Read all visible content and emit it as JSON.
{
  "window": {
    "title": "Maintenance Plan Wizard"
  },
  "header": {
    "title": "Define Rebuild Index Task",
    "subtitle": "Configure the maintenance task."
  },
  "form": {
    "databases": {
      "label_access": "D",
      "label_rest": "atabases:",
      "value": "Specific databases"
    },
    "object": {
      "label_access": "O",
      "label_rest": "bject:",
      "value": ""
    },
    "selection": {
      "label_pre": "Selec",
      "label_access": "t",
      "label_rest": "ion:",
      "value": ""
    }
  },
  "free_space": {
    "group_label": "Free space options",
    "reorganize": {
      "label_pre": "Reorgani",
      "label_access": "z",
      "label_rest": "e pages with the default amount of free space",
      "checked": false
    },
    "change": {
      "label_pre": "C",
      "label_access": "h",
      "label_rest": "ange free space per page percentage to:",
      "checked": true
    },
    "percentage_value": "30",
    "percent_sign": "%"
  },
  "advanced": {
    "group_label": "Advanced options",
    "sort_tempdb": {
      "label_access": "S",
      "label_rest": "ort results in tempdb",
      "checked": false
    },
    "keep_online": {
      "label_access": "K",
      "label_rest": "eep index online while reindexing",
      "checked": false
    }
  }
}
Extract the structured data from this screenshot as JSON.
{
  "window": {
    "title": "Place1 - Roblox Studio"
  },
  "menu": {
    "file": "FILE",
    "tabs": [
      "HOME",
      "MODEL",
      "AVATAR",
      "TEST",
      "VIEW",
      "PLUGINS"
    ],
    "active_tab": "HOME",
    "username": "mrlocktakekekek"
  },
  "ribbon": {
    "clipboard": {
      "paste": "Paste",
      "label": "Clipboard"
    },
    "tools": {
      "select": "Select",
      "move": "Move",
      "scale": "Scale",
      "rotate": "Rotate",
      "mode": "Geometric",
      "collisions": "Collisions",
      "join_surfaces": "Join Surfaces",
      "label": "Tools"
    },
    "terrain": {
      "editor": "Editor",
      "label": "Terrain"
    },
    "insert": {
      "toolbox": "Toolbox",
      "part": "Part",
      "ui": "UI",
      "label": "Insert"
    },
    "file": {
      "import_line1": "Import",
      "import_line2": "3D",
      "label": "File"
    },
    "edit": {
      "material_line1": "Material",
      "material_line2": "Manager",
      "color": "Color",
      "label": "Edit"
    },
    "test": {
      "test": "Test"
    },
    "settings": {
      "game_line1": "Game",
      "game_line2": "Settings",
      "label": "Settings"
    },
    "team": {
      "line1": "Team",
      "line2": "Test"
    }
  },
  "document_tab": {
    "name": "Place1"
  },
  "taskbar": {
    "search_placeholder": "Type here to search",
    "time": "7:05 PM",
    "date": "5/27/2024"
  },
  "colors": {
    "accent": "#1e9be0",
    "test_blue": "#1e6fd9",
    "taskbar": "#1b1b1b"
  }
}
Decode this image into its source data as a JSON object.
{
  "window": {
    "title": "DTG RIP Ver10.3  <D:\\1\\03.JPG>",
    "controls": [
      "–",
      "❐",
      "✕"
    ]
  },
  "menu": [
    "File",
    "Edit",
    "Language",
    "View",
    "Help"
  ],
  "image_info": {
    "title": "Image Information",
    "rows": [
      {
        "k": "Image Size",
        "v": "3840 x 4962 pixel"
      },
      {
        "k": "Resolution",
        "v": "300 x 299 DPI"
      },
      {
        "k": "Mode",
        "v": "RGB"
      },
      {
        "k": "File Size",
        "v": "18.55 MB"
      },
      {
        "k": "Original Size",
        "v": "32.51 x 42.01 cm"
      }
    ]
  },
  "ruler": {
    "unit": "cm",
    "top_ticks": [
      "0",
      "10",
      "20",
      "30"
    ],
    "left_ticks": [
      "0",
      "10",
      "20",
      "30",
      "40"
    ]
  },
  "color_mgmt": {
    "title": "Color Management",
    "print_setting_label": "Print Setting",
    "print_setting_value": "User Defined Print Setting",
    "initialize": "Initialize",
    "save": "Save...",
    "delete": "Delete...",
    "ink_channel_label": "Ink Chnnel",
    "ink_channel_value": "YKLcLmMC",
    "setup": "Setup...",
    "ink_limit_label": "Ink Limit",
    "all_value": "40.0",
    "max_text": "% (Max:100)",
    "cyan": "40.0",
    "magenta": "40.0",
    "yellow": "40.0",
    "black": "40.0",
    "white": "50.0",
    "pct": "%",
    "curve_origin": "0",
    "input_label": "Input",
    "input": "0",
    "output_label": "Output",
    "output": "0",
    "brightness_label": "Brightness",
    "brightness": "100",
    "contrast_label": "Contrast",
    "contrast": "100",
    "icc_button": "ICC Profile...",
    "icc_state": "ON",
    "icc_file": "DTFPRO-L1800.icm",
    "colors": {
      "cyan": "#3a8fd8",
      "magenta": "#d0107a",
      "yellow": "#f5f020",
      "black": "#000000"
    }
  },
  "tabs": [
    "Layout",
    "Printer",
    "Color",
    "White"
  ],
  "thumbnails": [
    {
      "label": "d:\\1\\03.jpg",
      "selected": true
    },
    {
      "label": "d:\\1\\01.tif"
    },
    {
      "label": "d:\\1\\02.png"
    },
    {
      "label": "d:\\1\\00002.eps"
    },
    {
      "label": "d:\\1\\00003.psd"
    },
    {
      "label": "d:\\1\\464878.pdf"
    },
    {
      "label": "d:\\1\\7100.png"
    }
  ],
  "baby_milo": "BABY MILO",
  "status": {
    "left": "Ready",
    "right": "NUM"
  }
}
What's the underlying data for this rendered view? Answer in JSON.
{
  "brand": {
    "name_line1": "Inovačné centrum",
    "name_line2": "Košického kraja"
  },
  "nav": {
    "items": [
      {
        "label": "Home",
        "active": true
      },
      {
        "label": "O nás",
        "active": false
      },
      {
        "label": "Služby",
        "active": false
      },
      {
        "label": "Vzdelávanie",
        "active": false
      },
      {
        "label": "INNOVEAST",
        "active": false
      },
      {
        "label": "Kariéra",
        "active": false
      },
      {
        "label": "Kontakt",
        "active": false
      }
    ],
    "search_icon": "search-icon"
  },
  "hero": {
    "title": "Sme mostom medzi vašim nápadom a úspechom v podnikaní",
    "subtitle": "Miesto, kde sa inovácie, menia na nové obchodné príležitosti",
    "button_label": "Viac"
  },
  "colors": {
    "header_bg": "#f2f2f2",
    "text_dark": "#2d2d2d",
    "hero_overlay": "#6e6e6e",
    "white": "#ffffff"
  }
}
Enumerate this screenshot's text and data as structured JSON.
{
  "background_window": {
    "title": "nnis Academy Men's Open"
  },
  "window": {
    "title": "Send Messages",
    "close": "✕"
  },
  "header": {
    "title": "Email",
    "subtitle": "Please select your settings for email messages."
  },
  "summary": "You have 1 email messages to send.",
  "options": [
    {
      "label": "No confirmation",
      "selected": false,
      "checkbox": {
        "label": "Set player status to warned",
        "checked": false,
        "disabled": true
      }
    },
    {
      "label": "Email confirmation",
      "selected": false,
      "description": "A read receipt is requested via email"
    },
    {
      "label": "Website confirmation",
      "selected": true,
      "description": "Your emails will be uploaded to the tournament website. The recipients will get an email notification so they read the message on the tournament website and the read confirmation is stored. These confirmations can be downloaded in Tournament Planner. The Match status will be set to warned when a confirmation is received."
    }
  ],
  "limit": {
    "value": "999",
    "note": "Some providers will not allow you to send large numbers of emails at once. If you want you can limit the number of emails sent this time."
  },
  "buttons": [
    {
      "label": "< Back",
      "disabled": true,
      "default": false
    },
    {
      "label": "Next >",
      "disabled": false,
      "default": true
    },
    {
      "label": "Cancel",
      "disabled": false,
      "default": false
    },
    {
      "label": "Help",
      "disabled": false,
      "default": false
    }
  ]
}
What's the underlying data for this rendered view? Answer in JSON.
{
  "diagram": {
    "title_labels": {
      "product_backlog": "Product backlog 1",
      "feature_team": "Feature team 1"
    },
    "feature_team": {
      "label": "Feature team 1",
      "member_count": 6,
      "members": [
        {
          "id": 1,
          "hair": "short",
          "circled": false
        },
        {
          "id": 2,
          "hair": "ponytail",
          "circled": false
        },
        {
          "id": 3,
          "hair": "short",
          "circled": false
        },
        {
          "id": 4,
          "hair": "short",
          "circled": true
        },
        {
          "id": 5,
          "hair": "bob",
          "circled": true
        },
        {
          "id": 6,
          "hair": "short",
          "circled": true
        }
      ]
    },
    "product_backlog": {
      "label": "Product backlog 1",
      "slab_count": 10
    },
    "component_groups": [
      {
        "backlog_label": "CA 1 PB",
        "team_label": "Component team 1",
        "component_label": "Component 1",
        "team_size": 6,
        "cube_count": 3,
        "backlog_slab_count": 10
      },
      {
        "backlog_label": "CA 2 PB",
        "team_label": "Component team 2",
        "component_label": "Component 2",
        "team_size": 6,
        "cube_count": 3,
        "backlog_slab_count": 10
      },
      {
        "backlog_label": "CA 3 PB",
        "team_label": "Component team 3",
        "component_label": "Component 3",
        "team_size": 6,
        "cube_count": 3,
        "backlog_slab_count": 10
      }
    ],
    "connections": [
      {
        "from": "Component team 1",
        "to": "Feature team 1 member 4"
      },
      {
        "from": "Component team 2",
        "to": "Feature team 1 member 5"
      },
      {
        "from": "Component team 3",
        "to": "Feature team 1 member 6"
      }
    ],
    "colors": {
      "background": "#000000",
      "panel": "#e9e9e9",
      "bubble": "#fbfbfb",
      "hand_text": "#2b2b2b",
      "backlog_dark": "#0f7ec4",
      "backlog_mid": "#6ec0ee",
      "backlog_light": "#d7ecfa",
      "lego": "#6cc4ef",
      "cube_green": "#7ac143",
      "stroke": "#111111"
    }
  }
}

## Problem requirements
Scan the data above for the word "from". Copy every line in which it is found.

## Exercise result
Extract the structured data from this screenshot as JSON.
        "from": "Component team 1",
        "from": "Component team 2",
        "from": "Component team 3",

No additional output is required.